Every six months we are updating Engineers at War: from Home Front to Battle Front with case studies looking at non-engineering, but related, topics.The latest concerns the fight against tropical diseases affecting troops.
Guest post from LSHTM:
Founded in 1899 The London School of Tropical Medicine, as it was originally known, was originally sited at Albert Dock in East London, as part of the Seamen’s Hospital Society. It moved to central London in the 1920s.
The First World War impacted on the School in several ways: inevitably student numbers plummeted, and the usual School courses were suspended in 1917, to be replaced by short lecture courses in Tropical Medicine for Army Medical Corps officers, which were well attended.
Some staff joined up, but as experts, they were also required by the War Office to investigate the scourge of tropical diseases that were decimating troops abroad. As the War progressed it was necessary to send soldiers to countries where tropical diseases were virulent. Robert Leiper established the Department of Helminthology in 1905. In 1915 he travelled to Egypt to investigate bilharzia disease among the troops with two other members of School staff, J G Thomson and R P Cockin. With so many male staff away, girls and women were recruited to some traditionally male roles, including the use of lab girls.
At LSHTM, the archive holds the records of Sir Ronald Ross (1857-1932), discoverer of the mosquito transmission of malaria and the first Briton to be awarded the Nobel Prize for Medicine. He made a significant contribution to the First World War through his research and treatment of soldiers suffering from tropical diseases, primarily malaria and dysentery.
In July 1915 Ross was appointed Consulting Physician on Tropical Diseases and was sent to Alexandria for four months to research disease among the troops.
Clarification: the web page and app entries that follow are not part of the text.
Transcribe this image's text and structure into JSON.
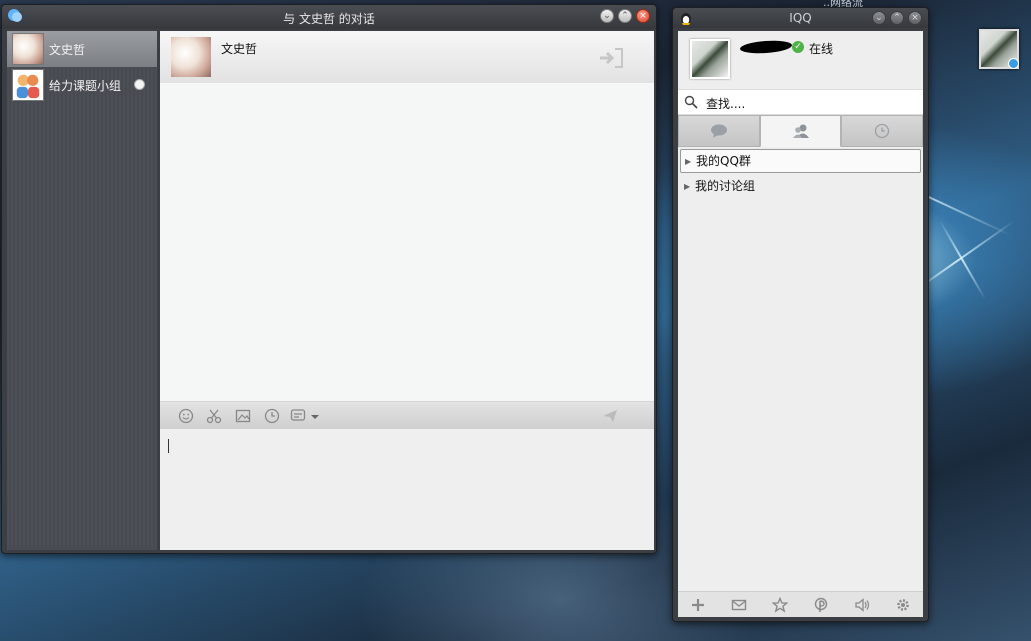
{
  "desktop": {
    "top_label": "..网络流"
  },
  "chat_window": {
    "title": "与 文史哲 的对话",
    "sessions": [
      {
        "name": "文史哲",
        "active": true
      },
      {
        "name": "给力课题小组",
        "active": false
      }
    ],
    "header": {
      "contact_name": "文史哲"
    },
    "toolbar_icons": [
      "smiley-icon",
      "scissors-icon",
      "image-icon",
      "clock-icon",
      "message-style-icon",
      "send-icon"
    ],
    "input_value": ""
  },
  "qq_window": {
    "title": "IQQ",
    "profile": {
      "status_text": "在线"
    },
    "search": {
      "text": "查找...."
    },
    "tabs": [
      {
        "icon": "chat-bubble-icon",
        "active": false
      },
      {
        "icon": "contacts-icon",
        "active": true
      },
      {
        "icon": "recent-clock-icon",
        "active": false
      }
    ],
    "groups": [
      {
        "label": "我的QQ群",
        "selected": true
      },
      {
        "label": "我的讨论组",
        "selected": false
      }
    ],
    "bottom_icons": [
      "add-icon",
      "mail-icon",
      "star-icon",
      "pin-icon",
      "volume-icon",
      "settings-icon"
    ]
  }
}
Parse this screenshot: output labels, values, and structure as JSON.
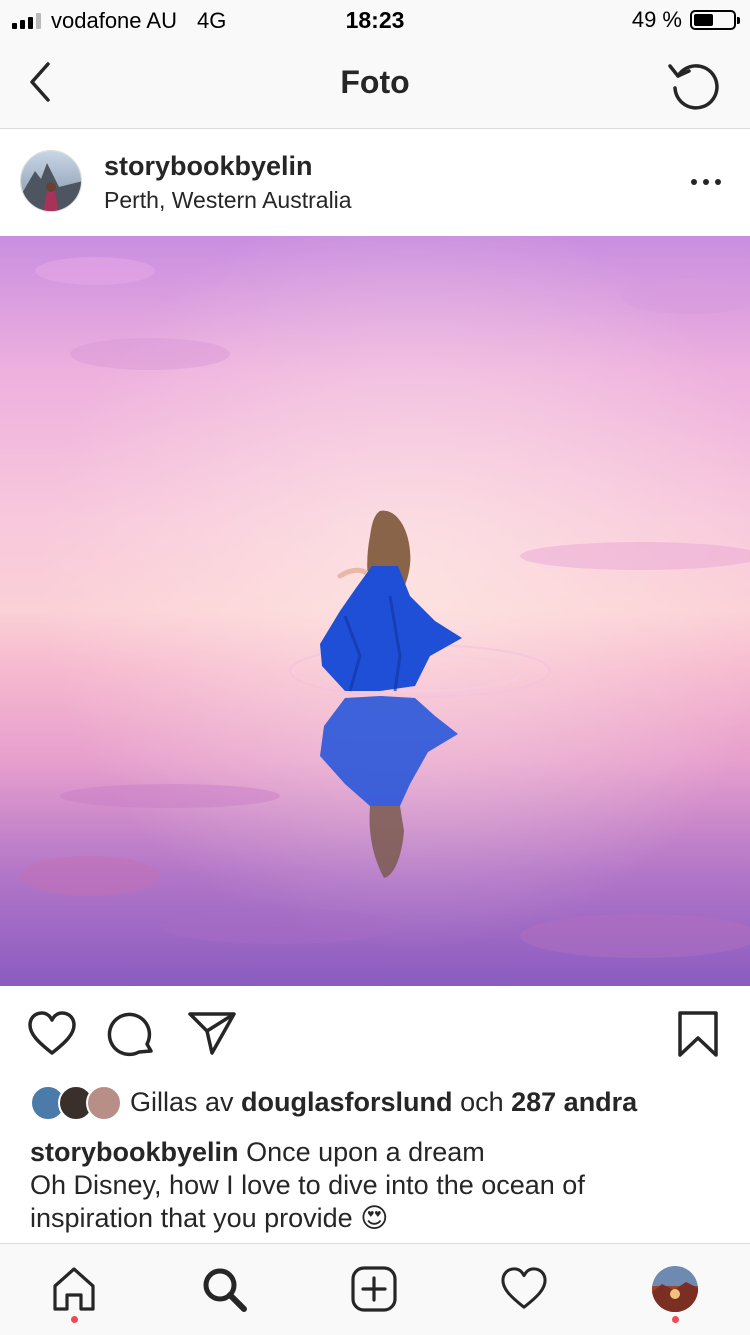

In his report at the end of his service, he states that on visiting seven large hospitals in Alexandria, nearly all medical cases belonged to five groups of diseases usually prevalent in British troops in warm countries: typhoid, jaundice, malaria, dysentery and mixed cases.
Of these, dysentery (an infection of the intestines that causes diarrhoea containing blood and mucus) was the principal cause of sickness in the Mediterranean Expeditionary Forces. Figures from a report show that from 29th August to 9th October 1915 there were 32,528 cases of diarrhoea and dysentery with 231 deaths.
He found that many of the cases were amoebic dysentery which meant prolonged illness and cases of liver abscesses. Ross instructed that all patients showing dysenteric symptoms at the front be given emetine and this resulted in patients reaching Alexandria in a less critical condition. He also worked with his assistant, David Thomson, on the survival capacities of intestinal amoebae in sun exposed sand.
Malaria was a particular problem in Salonika, Mesopotamia, Palestine and East Africa. The casualties from tropical diseases outnumbered those inflicted by the enemy by 30 to 1, and in these places it was a war of germs rather than of guns.
Ross spent much of the war treating servicemen suffering from malaria and also continuing his research into the prevention of the disease both at home and overseas.